***** DATA IN THIS EXERCISE

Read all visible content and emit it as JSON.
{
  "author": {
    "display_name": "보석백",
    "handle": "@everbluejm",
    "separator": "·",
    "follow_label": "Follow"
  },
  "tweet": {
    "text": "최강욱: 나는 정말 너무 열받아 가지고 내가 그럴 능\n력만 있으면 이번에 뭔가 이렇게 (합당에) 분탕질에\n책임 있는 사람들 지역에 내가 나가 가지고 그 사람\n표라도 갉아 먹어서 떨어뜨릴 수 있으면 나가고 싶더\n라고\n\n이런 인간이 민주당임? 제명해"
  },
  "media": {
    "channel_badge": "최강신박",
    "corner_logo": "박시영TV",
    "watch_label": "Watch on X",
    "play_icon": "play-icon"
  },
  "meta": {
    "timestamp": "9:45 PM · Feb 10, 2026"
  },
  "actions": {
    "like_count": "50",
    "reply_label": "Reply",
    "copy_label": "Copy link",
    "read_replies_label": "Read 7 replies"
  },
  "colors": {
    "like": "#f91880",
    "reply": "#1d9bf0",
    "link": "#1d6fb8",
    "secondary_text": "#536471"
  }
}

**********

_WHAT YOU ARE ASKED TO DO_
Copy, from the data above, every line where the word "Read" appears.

_YOUR SOLUTION_
Read all visible content and emit it as JSON.
    "read_replies_label": "Read 7 replies"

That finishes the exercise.